September is that time of the year that looks like a fork in the road. All those heading back to full time education turn left, all those heading off to a gap year, turn right.
For some of our readers, the gap year is over and a place at Uni beckons.
(And if you thought some of the things you got up to whilst away were mad, wait till you discover Freshers Week!).
For those exam weary souls who have decided to take a year off, the phrase ‘the tyranny of choice’ must spring to mind. Because the number of choices you face must be overwhelming. To help you decide, we’ve listed the most popular options and listed the pros and cons associated with each one.
Stay in the UK
OK, so it’s not as exciting as hill trekking in the Himalayas, but have you seen the size of the debt you’re about to run up? For some, staying put and earning some real money before diving back into three years of penury makes good sense, especially if you can live at home and save like crazy.
But it does take real willpower to save like crazy as there are always temptations that will be put in your way, including resisting the the siren calls of friends now at Uni who will be suggesting all manner of good times.
The alternative to working at home is working in the UK, but away from home. Although we’re a small island, many of our regions are distinctly different from each other and can appear just as foreign as if you were abroad.
The other option here is to do voluntary work in the UK. Despite our position as one of the world’s leading economies we have our fair share of society that needs a helping hand. And sometimes quite a big hand. Volunteering Matters has full-time opportunities for young people wanting to live away from home for six months or a year while making a difference in this country.
Working abroad is perhaps the best way to really get under the skin of a country. And there are some great countries whose skin is worth getting under, providing, of course, that you can get a working visa. Countries like Australia are popular for that reason; they have lots of varied work on offer and its easy to get a working visa from their government. And it’s a mighty big country too.

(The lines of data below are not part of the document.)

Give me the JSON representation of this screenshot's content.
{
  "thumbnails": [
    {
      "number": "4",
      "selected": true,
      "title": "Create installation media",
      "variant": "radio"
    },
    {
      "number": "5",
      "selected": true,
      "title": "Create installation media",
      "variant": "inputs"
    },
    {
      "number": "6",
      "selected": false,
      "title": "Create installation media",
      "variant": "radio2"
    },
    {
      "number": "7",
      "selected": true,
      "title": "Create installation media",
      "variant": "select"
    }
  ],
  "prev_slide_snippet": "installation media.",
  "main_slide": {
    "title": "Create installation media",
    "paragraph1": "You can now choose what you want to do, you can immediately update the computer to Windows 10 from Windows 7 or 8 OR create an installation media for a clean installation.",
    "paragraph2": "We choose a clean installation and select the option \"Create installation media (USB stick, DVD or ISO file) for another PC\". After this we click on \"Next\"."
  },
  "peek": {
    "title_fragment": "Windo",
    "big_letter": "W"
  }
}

The downside of working abroad is your employers could be less fair or scrupulous than what you may be used to here in the UK and the working conditions could be pretty arduous. A job on an Aussie ranch will impress all your friends next year, but be prepared to work in temperatures in the 30s and 40s and start to like flies.
The most popular way to spend your year and no wonder. Seeing amazing sights, meeting amazing people and having amazing experiences will help shape your life and stay with you forever. But it’s also the most expensive option and probably the riskiest. The good news is that lots (and lots) of people have done it before you and have then shared their experiences online, so there’s no excuse to set off unprepared.
Depending on the industry you’re hoping to end up in, putting ‘backpacking around the world’ on your CV may not be quite as appealing to them as you might think. (For them, it reads, ‘dossing around the world’).
Volunteering is an increasingly popular alternative as it gives you many of the benefits of backpacking – especially the amazing places and people bits – but also gives you a better CV. More importantly, the impact that you can make on people’s lives is worth any amount of beach parties on Ko Samui.
If you are considering volunteering, find out about the organisation, ask difficult questions, and make sure they’re reputable.
Whether you’re about to take the left fork or the right one, we wish you good luck.